But as the beautifully played concert in Oak Ridge on Sat- urday night by the well-known A ureole trio illustrated, music written for the combination of the three voices often explores dark, sometimes tragic and al- ways intriguing subject.
It is a paradox that can be partially understood by realizing that there is no baroque or classical music that might have set the tone of socially pleasing, danceable a parlor music. Indeed, until Claude Debussy single- handedly created the ensamble
with his autobiographical "Sonata for Flute, Viola and Harp" for late in his life in 1916, the idea of such a trio had never existed.
By then the notion of gracious, polite, music intended for relaxed listening had been forever destroyed by World War I.
Except for master harpist and composer Carlos Salzedo's delightful - but far from childlike- trenscription of Debussy's "Children's Corner", the works on the program were true to the seeming contradictions of the ensemble's literature The concert began with an exceptional performance of British composer Sir Arnold Bax's "Elagic Trio", written During the fallout after the Easter Uprising of 1916 in Dublin, when radicals tried usucessfully to take over important Irish public buildings.

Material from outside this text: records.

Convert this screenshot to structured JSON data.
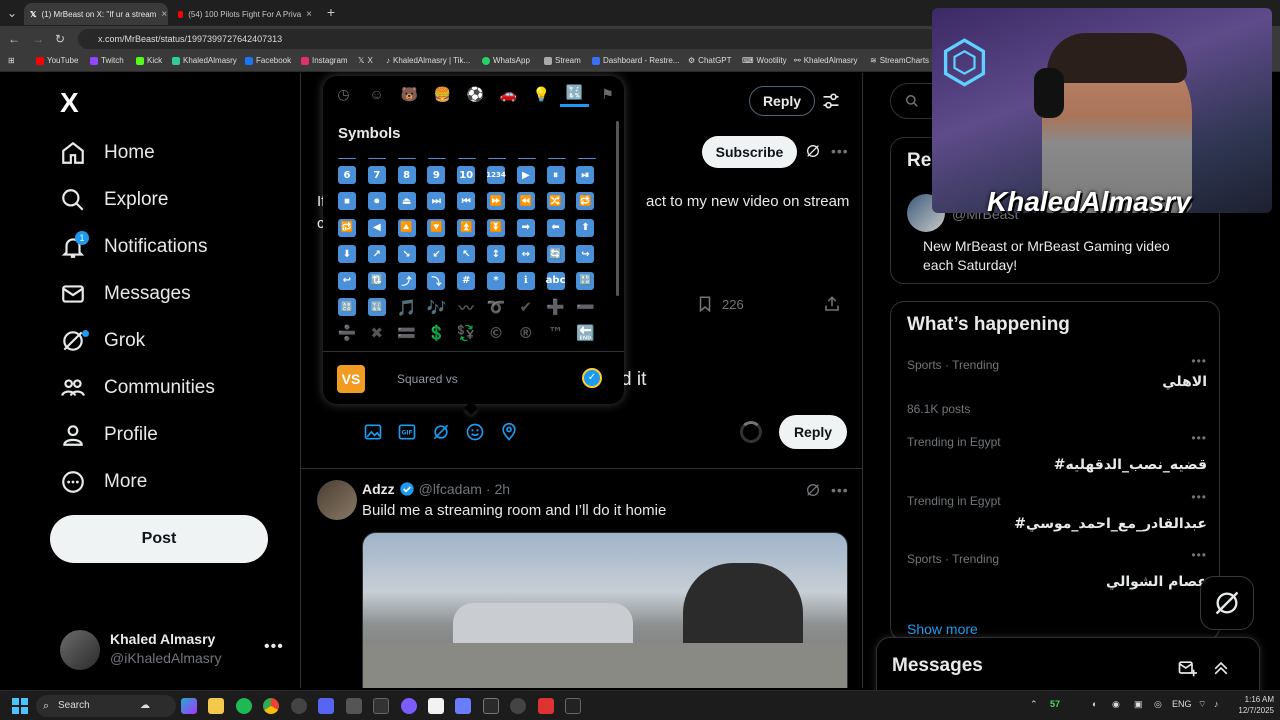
{
  "browser": {
    "tabs": [
      {
        "title": "(1) MrBeast on X: \"If ur a stream",
        "active": true
      },
      {
        "title": "(54) 100 Pilots Fight For A Priva",
        "active": false
      }
    ],
    "new_tab": "+",
    "url": "x.com/MrBeast/status/1997399727642407313",
    "bookmarks": [
      "YouTube",
      "Twitch",
      "Kick",
      "KhaledAlmasry",
      "Facebook",
      "Instagram",
      "X",
      "KhaledAlmasry | Tik...",
      "WhatsApp",
      "Stream",
      "Dashboard - Restre...",
      "ChatGPT",
      "Wootility",
      "KhaledAlmasry",
      "StreamCharts"
    ]
  },
  "sidebar": {
    "logo": "X",
    "items": [
      {
        "label": "Home"
      },
      {
        "label": "Explore"
      },
      {
        "label": "Notifications",
        "badge": "1"
      },
      {
        "label": "Messages"
      },
      {
        "label": "Grok"
      },
      {
        "label": "Communities"
      },
      {
        "label": "Profile"
      },
      {
        "label": "More"
      }
    ],
    "post_label": "Post",
    "account": {
      "name": "Khaled Almasry",
      "handle": "@iKhaledAlmasry"
    }
  },
  "main": {
    "reply_top_label": "Reply",
    "subscribe_label": "Subscribe",
    "tweet1_text_partial": "act to my new video on stream",
    "tweet1_text_prefix": "If",
    "tweet1_line2_prefix": "c",
    "bookmark_count": "226",
    "compose_text_tail": "d it",
    "reply_label": "Reply",
    "tweet2": {
      "name": "Adzz",
      "handle": "@lfcadam",
      "time": "· 2h",
      "text": "Build me a streaming room and I’ll do it homie"
    }
  },
  "emoji_picker": {
    "section_title": "Symbols",
    "preview_name": "Squared vs",
    "preview_symbol": "VS",
    "rows": [
      [
        "6",
        "7",
        "8",
        "9",
        "10",
        "1234",
        "▶",
        "⏸",
        "⏯"
      ],
      [
        "⏹",
        "⏺",
        "⏏",
        "⏭",
        "⏮",
        "⏩",
        "⏪",
        "🔀",
        "🔁"
      ],
      [
        "🔂",
        "◀",
        "🔼",
        "🔽",
        "⏫",
        "⏬",
        "➡",
        "⬅",
        "⬆"
      ],
      [
        "⬇",
        "↗",
        "↘",
        "↙",
        "↖",
        "↕",
        "↔",
        "🔄",
        "↪"
      ],
      [
        "↩",
        "🔃",
        "⤴",
        "⤵",
        "#",
        "*",
        "ℹ",
        "abc",
        "🔡"
      ],
      [
        "🔠",
        "🔣",
        "🎵",
        "🎶",
        "〰",
        "➰",
        "✔",
        "➕",
        "➖"
      ],
      [
        "➗",
        "✖",
        "🟰",
        "💲",
        "💱",
        "©",
        "®",
        "™",
        "🔚"
      ]
    ]
  },
  "right": {
    "search_placeholder": "S",
    "relevant_title": "Re",
    "relevant_handle": "@MrBeast",
    "relevant_bio": "New MrBeast or MrBeast Gaming video each Saturday!",
    "whats_happening": "What’s happening",
    "trends": [
      {
        "meta": "Sports · Trending",
        "name": "الاهلي",
        "count": "86.1K posts"
      },
      {
        "meta": "Trending in Egypt",
        "name": "#قضيه_نصب_الدقهليه",
        "count": ""
      },
      {
        "meta": "Trending in Egypt",
        "name": "#عبدالقادر_مع_احمد_موسي",
        "count": ""
      },
      {
        "meta": "Sports · Trending",
        "name": "عصام الشوالي",
        "count": ""
      }
    ],
    "show_more": "Show more",
    "messages_title": "Messages"
  },
  "webcam": {
    "overlay_name": "KhaledAlmasry"
  },
  "taskbar": {
    "search_label": "Search",
    "tray_number": "57",
    "language": "ENG",
    "time": "1:16 AM",
    "date": "12/7/2025"
  },
  "colors": {
    "accent": "#1d9bf0",
    "symbol_blue": "#4a90d9",
    "vs_orange": "#f29b23"
  }
}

The piece is Bax's personal response over losing friends who were executed for their involvement in the plot
Following Salzedo's Complex interpretation of the Debussy was Ian Krouse's contemporary "Thamar y Amnon", inspired by Spanish poet federico Garcia Lorca's vivid tone poem about the lurid story of rape and incest found in the biblical book of Second Samuel. In an ironic twist, King David's conniving son Amnon is represented by the lovely, com-hither voice of the flute. Amnon's half-sister, Tamar, whom he invites into his bed- room under the pretense that he is sick and needs food, is played by the viola. Appropriately the harp tells of the complexities and contradictions of King David.
For anyone who thinks music cannot be graphic the brilliant interactions of flutist Laura Gilbert, violist Mary Hammann and harpist Stacey shames easily dispel such a belif.

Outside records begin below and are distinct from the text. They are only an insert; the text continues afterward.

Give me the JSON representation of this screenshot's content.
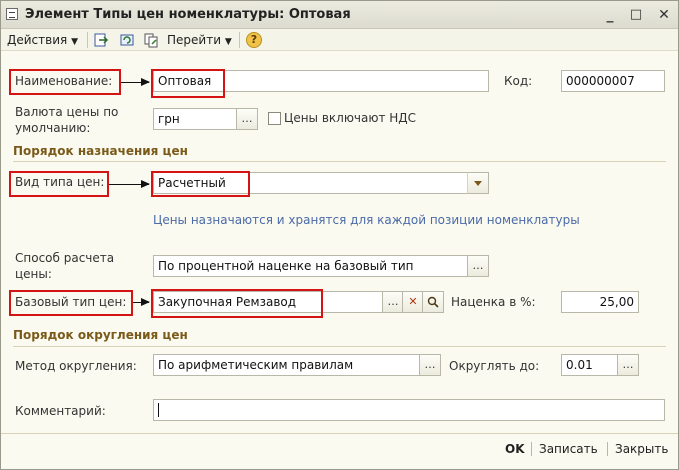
{
  "window": {
    "title": "Элемент Типы цен номенклатуры: Оптовая",
    "controls": {
      "minimize": "_",
      "maximize": "□",
      "close": "✕"
    }
  },
  "toolbar": {
    "actions_label": "Действия",
    "goto_label": "Перейти",
    "help_label": "?"
  },
  "form": {
    "name_label": "Наименование:",
    "name_value": "Оптовая",
    "code_label": "Код:",
    "code_value": "000000007",
    "currency_label_line1": "Валюта цены по",
    "currency_label_line2": "умолчанию:",
    "currency_value": "грн",
    "vat_label": "Цены включают НДС",
    "section1": "Порядок назначения цен",
    "price_type_label": "Вид типа цен:",
    "price_type_value": "Расчетный",
    "hint": "Цены назначаются и хранятся для каждой позиции номенклатуры",
    "calc_method_label_line1": "Способ расчета",
    "calc_method_label_line2": "цены:",
    "calc_method_value": "По процентной наценке на базовый тип",
    "base_type_label": "Базовый тип цен:",
    "base_type_value": "Закупочная Ремзавод",
    "markup_label": "Наценка в %:",
    "markup_value": "25,00",
    "section2": "Порядок округления цен",
    "rounding_method_label": "Метод округления:",
    "rounding_method_value": "По арифметическим правилам",
    "round_to_label": "Округлять до:",
    "round_to_value": "0.01",
    "comment_label": "Комментарий:",
    "comment_value": ""
  },
  "footer": {
    "ok_label": "OK",
    "save_label": "Записать",
    "close_label": "Закрыть"
  },
  "colors": {
    "highlight_box": "#d41414",
    "section_title": "#7a5a1a",
    "hint_text": "#4a6aa8",
    "window_bg": "#fbfaf0"
  }
}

After an involved performance of another biographical work William Mathias' "Zodiac Trio" written as portraits of three friends born under difference astrological signs, the Aureole's delivery of Debussy's "Sonata" set out the phases of the composer's life.

copyright© 2008 Aureole trio